Friday, 28 February 2020

The management of caterpillars in Australian production nurseries is crucial, with approximately 10,000 species of moths and butterflies posing a biosecurity threat to the industry. The recent detection of fall armyworm in Northern Queensland reinforces the need to be well informed on best management practices.

Caterpillars damage plants by physically removing plant tissue causing window-like holes in leaves. Though newly hatched larvae only cause minimal lower leaf damage, as they grow they consume a much greater volume of food, leaving behind larger holes, rapidly increasing the amount of damage caused.


It’s important that crops are consistently monitored in order to control any infestations and minimise the risk of the pest spreading. Caterpillar infestations are best managed if the lifecycle is broken early.

There are a number of caterpillar management recommendations that growers should consider to minimise the biosecurity threat in their production businesses.

Regular plant health inspections are strongly encouraged, allowing growers to:

  • Identify the infestation sooner
  • Keep populations under control
  • More effectively manage the incursion whilst it’s considered lower risk.

Regularly assessing the state of your crops (plants), and accurately recording observations or data is useful long-term in determining pest patterns within a particular production nursery and narrowing down future detection efforts. Growers can use these results to prioritise crop monitoring in terms of risk level, for example, by prioritising crop lines that appear more susceptible.


To help growers achieve early detection, there are several management techniques that can be implemented, including:

  • Visual inspection is a simple, yet effective way to monitor egg batches, caterpillars and overall damage. Examining a small percentage (generally 1 to 10% depending on the size of your production nursery and susceptibility of plants) of the crop with holes or unusual symptoms by hand, can be enough to reveal most moth eggs and small larvae.
  • Plant beating is a technique used to detect caterpillars that can be dislodged from plants, particularly those that are difficult to recognise through visual inspection.
  • Monitoring the application of insecticides and its impact on both the plant and pest. Doing so will help growers understand the effectiveness of the application, and better manage future outbreaks and management decisions.

Implementing passive, day-to-day management processes seeks to reduce the risk of pests in production nurseries and decrease the level of damage done by pests that are already established in crops. This could include inspecting incoming stock, managing weeds and other foreign hosts, practicing good crop hygiene techniques to avoid contamination, and regular plant maintenance.

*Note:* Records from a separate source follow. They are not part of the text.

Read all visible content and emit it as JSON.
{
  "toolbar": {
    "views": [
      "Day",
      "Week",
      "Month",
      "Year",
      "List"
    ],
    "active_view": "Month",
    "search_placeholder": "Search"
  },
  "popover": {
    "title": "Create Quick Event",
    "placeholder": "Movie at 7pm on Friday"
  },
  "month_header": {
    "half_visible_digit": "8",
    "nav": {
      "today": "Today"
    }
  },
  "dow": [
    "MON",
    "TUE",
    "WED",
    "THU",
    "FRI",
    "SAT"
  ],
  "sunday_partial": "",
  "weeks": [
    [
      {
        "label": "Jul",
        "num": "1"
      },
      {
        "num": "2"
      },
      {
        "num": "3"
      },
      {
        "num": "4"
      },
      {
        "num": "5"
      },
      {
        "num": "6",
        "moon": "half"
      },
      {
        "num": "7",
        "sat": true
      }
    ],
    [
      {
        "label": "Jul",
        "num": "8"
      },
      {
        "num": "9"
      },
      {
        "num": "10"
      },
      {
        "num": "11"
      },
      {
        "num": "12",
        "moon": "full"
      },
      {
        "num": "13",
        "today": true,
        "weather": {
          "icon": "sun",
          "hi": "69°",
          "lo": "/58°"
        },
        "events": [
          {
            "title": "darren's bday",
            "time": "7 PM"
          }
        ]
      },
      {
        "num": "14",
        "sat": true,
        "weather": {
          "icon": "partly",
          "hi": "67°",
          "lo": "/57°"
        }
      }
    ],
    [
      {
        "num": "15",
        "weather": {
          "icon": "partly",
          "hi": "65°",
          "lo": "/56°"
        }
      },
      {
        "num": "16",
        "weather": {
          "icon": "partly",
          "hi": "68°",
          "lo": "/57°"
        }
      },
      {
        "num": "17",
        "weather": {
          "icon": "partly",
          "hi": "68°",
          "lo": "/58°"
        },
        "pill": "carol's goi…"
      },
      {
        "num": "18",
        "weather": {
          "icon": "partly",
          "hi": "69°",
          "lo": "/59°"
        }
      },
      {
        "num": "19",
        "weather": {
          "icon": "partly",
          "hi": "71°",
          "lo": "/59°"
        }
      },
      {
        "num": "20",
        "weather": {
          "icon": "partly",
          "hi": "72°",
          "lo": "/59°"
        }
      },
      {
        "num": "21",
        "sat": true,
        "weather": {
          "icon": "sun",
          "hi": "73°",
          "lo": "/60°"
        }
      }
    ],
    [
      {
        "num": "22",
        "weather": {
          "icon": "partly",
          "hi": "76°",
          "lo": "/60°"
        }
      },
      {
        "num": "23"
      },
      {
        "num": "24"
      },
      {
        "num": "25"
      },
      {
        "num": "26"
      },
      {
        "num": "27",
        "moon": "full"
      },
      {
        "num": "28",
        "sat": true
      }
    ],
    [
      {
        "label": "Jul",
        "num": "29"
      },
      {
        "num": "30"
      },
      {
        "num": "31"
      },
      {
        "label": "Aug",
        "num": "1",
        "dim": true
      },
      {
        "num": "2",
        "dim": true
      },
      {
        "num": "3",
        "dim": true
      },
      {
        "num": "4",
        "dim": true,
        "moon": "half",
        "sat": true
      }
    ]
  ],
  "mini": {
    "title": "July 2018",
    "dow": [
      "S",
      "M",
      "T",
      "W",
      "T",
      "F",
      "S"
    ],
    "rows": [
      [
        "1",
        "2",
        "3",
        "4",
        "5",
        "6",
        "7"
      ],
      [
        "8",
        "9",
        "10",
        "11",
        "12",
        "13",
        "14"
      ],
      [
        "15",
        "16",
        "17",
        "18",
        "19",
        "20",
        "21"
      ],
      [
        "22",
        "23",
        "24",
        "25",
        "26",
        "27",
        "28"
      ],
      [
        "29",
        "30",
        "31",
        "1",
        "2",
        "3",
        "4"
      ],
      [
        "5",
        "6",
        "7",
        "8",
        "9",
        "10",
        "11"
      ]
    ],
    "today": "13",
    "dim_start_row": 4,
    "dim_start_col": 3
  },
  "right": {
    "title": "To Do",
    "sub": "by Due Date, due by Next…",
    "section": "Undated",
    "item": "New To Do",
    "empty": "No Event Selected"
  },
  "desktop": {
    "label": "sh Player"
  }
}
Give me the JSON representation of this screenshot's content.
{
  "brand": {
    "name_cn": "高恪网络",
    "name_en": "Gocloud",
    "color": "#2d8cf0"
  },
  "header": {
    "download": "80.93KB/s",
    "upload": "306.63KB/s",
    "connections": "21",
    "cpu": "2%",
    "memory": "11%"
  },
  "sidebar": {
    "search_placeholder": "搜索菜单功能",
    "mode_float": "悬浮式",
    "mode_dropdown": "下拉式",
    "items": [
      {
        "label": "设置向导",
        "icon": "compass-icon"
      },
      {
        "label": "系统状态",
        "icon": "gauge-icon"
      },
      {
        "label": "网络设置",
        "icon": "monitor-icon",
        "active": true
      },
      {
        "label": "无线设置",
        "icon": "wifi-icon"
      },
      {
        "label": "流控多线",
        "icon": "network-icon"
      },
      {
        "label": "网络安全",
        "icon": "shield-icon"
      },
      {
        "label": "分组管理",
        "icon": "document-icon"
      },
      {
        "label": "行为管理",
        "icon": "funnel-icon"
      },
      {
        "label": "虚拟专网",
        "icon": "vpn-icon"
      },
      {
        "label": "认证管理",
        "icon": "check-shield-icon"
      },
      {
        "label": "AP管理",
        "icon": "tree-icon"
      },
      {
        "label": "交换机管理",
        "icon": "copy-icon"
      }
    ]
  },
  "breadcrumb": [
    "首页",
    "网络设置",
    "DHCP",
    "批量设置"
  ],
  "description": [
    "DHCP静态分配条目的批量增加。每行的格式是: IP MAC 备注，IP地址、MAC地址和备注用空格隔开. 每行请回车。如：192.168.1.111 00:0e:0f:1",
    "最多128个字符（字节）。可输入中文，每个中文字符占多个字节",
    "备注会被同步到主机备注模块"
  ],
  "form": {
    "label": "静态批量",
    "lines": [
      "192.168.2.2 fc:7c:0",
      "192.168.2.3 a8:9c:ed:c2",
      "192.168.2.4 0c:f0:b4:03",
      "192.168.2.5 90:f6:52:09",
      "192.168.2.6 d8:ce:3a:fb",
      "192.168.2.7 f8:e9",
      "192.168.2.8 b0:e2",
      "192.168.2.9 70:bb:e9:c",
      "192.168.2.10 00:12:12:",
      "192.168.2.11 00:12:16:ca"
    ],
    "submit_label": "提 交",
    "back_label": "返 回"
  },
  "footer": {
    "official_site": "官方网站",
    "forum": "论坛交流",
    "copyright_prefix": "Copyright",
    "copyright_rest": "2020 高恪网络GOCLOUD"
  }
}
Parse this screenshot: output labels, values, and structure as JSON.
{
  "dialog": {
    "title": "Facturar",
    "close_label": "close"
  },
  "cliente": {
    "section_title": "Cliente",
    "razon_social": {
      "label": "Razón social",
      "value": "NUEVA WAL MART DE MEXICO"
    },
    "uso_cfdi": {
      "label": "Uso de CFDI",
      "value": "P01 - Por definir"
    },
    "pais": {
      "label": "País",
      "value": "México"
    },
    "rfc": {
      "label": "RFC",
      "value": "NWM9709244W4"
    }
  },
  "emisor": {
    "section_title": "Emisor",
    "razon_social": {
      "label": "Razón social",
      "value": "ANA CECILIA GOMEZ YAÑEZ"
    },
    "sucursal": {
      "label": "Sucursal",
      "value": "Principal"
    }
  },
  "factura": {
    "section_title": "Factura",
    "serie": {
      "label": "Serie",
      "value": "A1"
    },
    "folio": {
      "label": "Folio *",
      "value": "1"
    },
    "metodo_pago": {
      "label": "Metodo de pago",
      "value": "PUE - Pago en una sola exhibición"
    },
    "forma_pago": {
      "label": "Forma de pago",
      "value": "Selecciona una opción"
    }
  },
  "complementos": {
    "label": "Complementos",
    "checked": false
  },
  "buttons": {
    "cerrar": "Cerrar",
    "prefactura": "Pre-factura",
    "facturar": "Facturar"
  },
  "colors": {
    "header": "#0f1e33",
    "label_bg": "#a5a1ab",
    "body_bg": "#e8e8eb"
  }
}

For more information: and

The ‘Building the resilience and on-farm biosecurity capacity of the Australian production nursery industry’ (NY15002) project is funded by Hort Innovation using the nursery industry levy and funds from the Australian Government.